(Dataset rows describing interfaces)
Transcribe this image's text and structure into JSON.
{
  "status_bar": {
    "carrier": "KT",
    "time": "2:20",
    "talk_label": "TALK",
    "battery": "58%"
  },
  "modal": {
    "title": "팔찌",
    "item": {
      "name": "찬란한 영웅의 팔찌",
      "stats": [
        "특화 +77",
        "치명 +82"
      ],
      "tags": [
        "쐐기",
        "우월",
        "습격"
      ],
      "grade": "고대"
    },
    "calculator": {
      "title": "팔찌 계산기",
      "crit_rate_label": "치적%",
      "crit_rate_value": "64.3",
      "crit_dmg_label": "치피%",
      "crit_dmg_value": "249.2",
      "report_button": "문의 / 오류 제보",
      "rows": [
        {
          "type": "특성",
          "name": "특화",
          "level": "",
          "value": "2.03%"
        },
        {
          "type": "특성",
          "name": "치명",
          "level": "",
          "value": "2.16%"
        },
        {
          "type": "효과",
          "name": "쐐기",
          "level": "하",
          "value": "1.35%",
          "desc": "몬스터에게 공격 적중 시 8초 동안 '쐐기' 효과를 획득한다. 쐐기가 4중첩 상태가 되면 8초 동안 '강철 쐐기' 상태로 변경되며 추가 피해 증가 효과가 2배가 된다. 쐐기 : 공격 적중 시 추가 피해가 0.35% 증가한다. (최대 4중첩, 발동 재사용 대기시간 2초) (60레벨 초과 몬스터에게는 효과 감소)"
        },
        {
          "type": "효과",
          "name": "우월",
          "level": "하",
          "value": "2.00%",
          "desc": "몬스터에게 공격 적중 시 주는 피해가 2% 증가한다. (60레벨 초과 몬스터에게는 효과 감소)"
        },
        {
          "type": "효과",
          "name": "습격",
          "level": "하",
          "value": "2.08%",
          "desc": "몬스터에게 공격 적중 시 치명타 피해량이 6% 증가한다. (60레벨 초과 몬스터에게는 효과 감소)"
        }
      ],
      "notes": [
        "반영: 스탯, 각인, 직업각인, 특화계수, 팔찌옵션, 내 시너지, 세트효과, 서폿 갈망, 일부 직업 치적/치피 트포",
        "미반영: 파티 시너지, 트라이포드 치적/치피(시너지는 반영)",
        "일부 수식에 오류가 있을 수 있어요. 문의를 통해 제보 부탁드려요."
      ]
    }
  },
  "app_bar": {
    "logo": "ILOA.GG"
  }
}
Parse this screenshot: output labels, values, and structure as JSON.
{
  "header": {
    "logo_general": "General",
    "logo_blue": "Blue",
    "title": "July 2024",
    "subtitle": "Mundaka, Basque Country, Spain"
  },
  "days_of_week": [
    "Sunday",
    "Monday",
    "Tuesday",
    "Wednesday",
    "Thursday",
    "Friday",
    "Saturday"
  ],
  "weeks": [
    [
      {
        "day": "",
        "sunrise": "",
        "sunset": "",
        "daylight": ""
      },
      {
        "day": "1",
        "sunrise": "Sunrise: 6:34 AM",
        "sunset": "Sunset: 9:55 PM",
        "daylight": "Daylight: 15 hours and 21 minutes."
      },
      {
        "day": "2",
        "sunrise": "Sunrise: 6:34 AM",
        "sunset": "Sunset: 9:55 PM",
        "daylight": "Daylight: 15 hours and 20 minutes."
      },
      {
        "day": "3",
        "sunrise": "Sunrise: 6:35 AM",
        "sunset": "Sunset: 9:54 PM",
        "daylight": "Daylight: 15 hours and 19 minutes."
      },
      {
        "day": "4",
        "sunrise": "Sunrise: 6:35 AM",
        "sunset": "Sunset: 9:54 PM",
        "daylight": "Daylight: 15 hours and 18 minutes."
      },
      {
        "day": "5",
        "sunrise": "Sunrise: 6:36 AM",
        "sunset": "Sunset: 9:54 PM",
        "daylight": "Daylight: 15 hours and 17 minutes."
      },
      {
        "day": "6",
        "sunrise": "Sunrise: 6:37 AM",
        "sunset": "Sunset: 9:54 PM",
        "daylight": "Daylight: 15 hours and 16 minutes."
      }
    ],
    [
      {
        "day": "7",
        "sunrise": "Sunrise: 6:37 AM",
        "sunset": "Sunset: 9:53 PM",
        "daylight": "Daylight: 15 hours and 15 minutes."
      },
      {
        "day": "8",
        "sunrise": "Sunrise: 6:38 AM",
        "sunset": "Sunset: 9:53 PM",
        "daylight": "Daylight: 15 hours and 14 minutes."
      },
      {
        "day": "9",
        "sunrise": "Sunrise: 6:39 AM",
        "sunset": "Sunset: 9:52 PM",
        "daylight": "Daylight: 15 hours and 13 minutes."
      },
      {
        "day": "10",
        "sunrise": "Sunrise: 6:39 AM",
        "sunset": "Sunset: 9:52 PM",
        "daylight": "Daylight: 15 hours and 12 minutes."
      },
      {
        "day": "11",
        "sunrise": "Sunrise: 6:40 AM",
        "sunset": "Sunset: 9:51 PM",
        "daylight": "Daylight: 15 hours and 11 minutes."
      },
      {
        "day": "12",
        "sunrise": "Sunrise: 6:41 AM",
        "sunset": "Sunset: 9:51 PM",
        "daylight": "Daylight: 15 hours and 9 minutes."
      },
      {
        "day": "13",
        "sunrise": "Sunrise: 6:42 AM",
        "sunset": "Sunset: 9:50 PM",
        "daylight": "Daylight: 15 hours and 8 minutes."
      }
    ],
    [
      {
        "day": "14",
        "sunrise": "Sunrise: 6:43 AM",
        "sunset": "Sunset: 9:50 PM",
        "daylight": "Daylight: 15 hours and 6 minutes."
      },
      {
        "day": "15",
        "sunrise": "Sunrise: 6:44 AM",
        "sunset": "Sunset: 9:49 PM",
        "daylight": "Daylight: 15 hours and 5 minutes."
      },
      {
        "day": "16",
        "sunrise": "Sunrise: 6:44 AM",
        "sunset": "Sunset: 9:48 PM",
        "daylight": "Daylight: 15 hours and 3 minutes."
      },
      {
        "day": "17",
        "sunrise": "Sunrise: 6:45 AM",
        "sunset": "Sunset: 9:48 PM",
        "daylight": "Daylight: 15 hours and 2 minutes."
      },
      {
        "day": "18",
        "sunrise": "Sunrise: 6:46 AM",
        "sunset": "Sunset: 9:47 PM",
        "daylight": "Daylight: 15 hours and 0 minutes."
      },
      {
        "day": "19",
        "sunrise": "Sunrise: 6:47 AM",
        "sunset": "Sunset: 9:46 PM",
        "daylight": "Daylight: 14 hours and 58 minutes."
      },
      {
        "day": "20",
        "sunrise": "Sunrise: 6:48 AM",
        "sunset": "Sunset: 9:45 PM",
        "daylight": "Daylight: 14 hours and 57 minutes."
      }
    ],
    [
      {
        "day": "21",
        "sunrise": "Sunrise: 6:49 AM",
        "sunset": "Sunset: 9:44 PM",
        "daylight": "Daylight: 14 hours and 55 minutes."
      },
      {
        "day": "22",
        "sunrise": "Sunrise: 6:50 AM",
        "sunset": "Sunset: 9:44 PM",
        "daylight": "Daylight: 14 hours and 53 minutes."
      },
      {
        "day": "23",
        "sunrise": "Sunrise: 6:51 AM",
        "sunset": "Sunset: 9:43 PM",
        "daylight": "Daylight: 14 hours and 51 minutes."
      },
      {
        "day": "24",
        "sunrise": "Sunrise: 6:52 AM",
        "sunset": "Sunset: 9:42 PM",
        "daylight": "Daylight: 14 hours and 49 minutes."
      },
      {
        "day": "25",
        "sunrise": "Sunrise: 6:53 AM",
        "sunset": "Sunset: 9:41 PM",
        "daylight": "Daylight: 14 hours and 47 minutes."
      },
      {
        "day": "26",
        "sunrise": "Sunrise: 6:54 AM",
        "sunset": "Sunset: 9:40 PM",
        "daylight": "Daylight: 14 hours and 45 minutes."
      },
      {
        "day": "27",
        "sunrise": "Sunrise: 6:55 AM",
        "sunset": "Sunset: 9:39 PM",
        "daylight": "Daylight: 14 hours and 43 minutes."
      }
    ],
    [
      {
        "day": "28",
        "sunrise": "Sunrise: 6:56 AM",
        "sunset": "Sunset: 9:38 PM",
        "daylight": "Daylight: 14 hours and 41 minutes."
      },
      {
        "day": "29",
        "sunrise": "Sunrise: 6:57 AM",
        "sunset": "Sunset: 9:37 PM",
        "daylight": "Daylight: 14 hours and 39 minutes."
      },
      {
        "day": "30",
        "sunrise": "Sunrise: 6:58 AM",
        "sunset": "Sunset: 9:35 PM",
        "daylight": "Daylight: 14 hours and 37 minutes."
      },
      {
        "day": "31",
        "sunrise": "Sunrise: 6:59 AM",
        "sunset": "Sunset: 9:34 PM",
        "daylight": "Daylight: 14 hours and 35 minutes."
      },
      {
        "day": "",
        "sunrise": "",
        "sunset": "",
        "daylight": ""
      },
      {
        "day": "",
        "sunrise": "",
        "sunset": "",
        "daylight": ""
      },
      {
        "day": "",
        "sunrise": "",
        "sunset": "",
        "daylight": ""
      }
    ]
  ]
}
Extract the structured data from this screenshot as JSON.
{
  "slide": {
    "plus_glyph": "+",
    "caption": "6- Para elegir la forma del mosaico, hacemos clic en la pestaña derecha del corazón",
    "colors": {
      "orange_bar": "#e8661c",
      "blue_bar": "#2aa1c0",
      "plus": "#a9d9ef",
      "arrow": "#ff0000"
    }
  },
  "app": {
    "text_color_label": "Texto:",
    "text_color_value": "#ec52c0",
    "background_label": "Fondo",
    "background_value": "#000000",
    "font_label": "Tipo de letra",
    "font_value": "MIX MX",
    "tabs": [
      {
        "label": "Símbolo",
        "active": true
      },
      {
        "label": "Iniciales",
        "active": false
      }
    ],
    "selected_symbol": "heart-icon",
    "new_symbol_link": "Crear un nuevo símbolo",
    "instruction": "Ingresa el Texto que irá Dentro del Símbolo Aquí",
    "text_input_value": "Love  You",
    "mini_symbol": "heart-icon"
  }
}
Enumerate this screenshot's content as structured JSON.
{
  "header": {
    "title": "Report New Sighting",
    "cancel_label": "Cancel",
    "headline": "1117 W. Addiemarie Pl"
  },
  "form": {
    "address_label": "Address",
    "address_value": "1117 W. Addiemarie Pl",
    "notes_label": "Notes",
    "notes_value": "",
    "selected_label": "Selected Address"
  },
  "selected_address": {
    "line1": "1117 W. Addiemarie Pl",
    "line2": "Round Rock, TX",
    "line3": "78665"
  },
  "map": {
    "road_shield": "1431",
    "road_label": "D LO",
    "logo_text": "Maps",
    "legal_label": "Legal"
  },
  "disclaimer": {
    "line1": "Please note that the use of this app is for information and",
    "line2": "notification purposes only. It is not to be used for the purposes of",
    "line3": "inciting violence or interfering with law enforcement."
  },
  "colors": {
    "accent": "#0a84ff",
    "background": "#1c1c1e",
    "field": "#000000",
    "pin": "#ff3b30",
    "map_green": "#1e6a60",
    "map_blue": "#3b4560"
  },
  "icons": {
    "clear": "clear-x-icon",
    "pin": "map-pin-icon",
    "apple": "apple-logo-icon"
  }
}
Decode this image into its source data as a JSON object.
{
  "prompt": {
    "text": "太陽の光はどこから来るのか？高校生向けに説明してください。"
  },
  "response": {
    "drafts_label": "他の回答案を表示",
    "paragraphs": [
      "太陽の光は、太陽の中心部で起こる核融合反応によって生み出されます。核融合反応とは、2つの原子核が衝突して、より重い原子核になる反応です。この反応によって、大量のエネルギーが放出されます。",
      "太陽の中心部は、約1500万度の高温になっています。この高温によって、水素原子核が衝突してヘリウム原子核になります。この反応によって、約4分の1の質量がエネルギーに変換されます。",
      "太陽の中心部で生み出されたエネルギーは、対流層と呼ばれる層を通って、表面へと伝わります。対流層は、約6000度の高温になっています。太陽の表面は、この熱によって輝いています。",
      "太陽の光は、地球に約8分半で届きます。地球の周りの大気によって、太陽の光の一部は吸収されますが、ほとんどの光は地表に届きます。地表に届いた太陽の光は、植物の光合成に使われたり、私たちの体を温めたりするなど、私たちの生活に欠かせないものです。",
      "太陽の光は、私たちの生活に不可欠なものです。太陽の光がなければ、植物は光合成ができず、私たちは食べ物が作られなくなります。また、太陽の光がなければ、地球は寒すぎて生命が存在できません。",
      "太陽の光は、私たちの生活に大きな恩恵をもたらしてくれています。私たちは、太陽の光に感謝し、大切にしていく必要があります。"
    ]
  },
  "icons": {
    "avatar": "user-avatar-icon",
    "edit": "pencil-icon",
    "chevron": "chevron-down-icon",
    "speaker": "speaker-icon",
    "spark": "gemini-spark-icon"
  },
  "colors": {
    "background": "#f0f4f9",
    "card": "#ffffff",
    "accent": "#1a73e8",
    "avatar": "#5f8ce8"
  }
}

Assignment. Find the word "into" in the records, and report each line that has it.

Task output.
Transcribe this image's text and structure into JSON.
Decode this image into its source data as a JSON object.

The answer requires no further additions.